Citizens for Responsibility and Ethics in Washington has sued the Federal Election Commission for failing to take action against Freedom Vote, an Ohio-based dark money group that has repeatedly violated campaign finance laws.
Freedom Vote is registered as a tax-exempt 501(c)(4) social welfare organization, which does not have to disclose its donors but cannot have its primary purpose be politics. The group, however, spent the majority of its budget on political activity, meaning it should be registered with the FEC as a political committee. Political committees must disclose their donors to the public.

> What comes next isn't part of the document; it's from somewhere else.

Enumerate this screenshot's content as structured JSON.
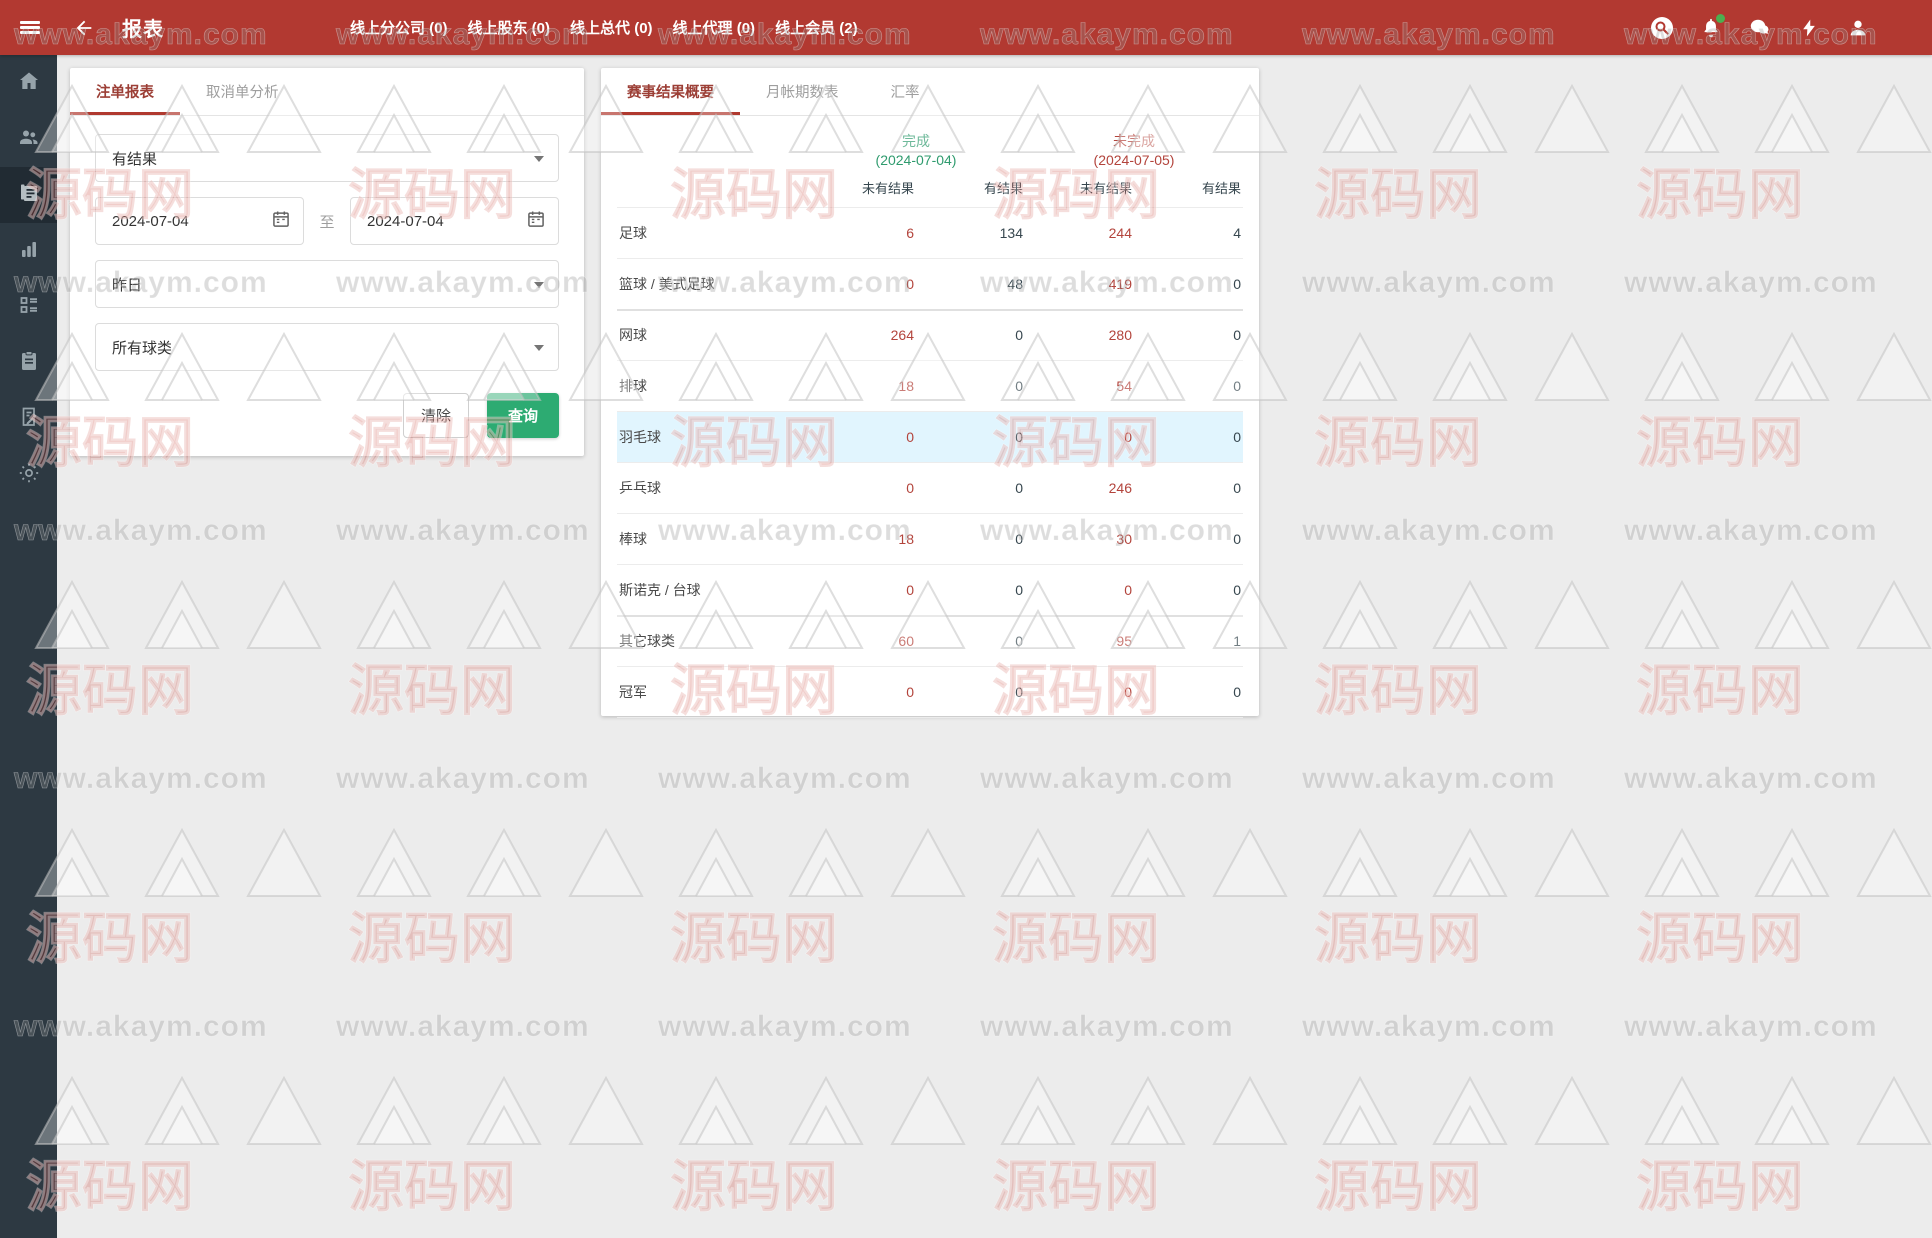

CREW filed a complaint against Freedom Vote in 2018, prompting an FEC investigation that not only confirmed CREW’s allegations, but demonstrated Freedom Vote spent even more on elections than previously known. The vast majority of Freedom Vote’s spending since 2014 was to influence federal elections through campaign ads, donations to super PACs, and opposition polling. Its executive director could not recall any non-election focused actions by the organization. The FEC’s investigation also confirmed that Freedom Vote fundraised with the intention to influence elections of candidates like former House Speaker John Boener (R-OH), and explicitly received contributions to help Senator Rob Portman (R-OH). Despite substantial evidence of Freedom Vote’s political activities, the FEC took no action against the group and dismissed CREW’s complaint.
“The FEC’s failure to act, despite conclusive evidence that Freedom Vote broke the law, denies voters their legal right to know who gave the money behind Freedom Vote’s political activities,” said CREW President Noah Bookbinder. “This is a signal to dark money groups and the people who run them that they can get away with violating the law, leaving voters in the dark.”
Federal law requires groups that devote a majority of their spending in a year to influence federal elections, and that spend or receive $1,000 or more to do so, to report every donor who gave at least $200 in the past year to the group. A recent court victory by CREW confirmed that all types of campaign spending can qualify a group as a political committee, including spending on explicit campaign ads and donations to super PACs.
“Campaign finance laws are meant to ensure transparency in elections so that voters can make an informed decision based on all the facts,” said Bookbinder. “It’s time we put an end to dark money groups that so obviously break the law.”
ComplaintJanuary 6, 2022
Request for Entry of DefaultMarch 25, 2022
Plaintiff Motion to CompelJune 8, 2022--Motion to compel the defendant, Federal Election Commission to the Administrative Record and Respond to Request for Production
Notice of Defendant Failure to OpposeJuly 20, 2022